High Priority Topics (Ongoing*)
LPI has given the highest priority to research and outreach on the following topics within the area of Market Solutions to Land Use Problems:
- Understanding public preferences for density.*
- Design elements desired by different market segments.
- Access to brownfields and abandoned building titles.*
- Framework for land banking options.*
- Inclusionary zoning and affordable housing availability.
- Education on the relationship between urban, suburban, and rural relationships.
- Understanding private sector motivations.
- Consistency in public sector planning.
Market Solutions Initiatives
Projects funded by or spurred by the Land Policy Institute in the area of Market Solutions to Land Use Problems include:
- The Use of Tax Increment Financing for Neighborhood Revitalization. Gary Sands, Geography, WSU.
- The Impact of the BEA Process on Redevelopment. Richard Hula, Political Science, MSU.
- Improving Land and Property Market Intelligence to Assist Inner-Suburban Revitalization: Development Opportunities Database. Robin Boyle, College of Urban, Labor, and Metropolitan Affairs, WSU.
- Non-Market Values and Demand for Market-Mechanisms for Great Lakes Coastal Wetland Preservation and Restoration. Michael Kaplowitz, CARRS, MSU.
- Raising the Cost-Effectiveness of Land Conservancy Acquisitions. John Kerr, CARRS, MSU.
- Carbon Sequestration and Land Policy in Michigan. John Kerr, CARRS, MSU.
- Changing the Paradigm: Business Proposal for Competitive Communities. Bob Thomas,
Michigan Chamber of Commerce.
- Transfer of Development Rights in the Huron Watershed. Kris Olsson, Huron River Watershed Council and Patricia Machemer, MSU.
- Impact of Genesee Land Banking on Local Property Values, Property Tax Revenues, and Redevelopment Opportunities. Patricia Norris, Agricultural Economics, MSU.
Select Community Impacts
- Research on the returns to land bank investments in Genesee County is shaping land acquisition policy in the City of Flint and revitalizing degraded neighborhoods.
- Information from LPI reports led to a policy recommendation from the Michigan Food Policy Council to preserve one million acres of Michigan farmland.
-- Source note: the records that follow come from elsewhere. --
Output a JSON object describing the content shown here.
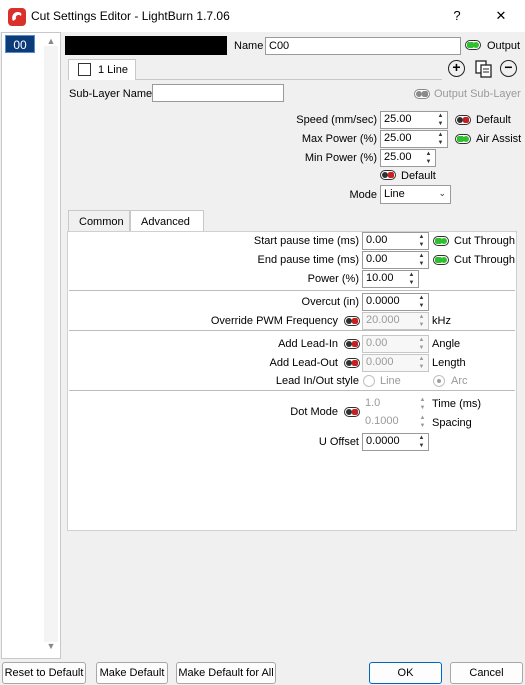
{
  "window": {
    "title": "Cut Settings Editor - LightBurn 1.7.06",
    "help_label": "?",
    "close_label": "✕"
  },
  "layers": [
    "00"
  ],
  "header": {
    "name_label": "Name",
    "name_value": "C00",
    "output_label": "Output",
    "swatch_color": "#000000"
  },
  "sublayer": {
    "tab_label": "1 Line",
    "name_label": "Sub-Layer Name",
    "name_value": "",
    "output_sublayer_label": "Output Sub-Layer"
  },
  "params": {
    "speed_label": "Speed (mm/sec)",
    "speed_value": "25.00",
    "default_label": "Default",
    "max_power_label": "Max Power (%)",
    "max_power_value": "25.00",
    "air_assist_label": "Air Assist",
    "min_power_label": "Min Power (%)",
    "min_power_value": "25.00",
    "default2_label": "Default",
    "mode_label": "Mode",
    "mode_value": "Line"
  },
  "tabs": {
    "common": "Common",
    "advanced": "Advanced"
  },
  "advanced": {
    "start_pause_label": "Start pause time (ms)",
    "start_pause_value": "0.00",
    "cut_through_label": "Cut Through",
    "end_pause_label": "End pause time (ms)",
    "end_pause_value": "0.00",
    "cut_through2_label": "Cut Through",
    "power_label": "Power (%)",
    "power_value": "10.00",
    "overcut_label": "Overcut (in)",
    "overcut_value": "0.0000",
    "override_pwm_label": "Override PWM Frequency",
    "pwm_value": "20.000",
    "khz_label": "kHz",
    "lead_in_label": "Add Lead-In",
    "lead_in_value": "0.00",
    "angle_label": "Angle",
    "lead_out_label": "Add Lead-Out",
    "lead_out_value": "0.000",
    "length_label": "Length",
    "leadstyle_label": "Lead In/Out style",
    "line_option": "Line",
    "arc_option": "Arc",
    "dot_mode_label": "Dot Mode",
    "dot_time_value": "1.0",
    "time_label": "Time (ms)",
    "dot_spacing_value": "0.1000",
    "spacing_label": "Spacing",
    "u_offset_label": "U Offset",
    "u_offset_value": "0.0000"
  },
  "footer": {
    "reset_label": "Reset to Default",
    "make_default_label": "Make Default",
    "make_default_all_label": "Make Default for All",
    "ok_label": "OK",
    "cancel_label": "Cancel"
  }
}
- Michigan State University joined the Chicago Climate Exchange in November 2006, a market-based solution to dangerously high levels of carbon dioxide in the upper atmosphere.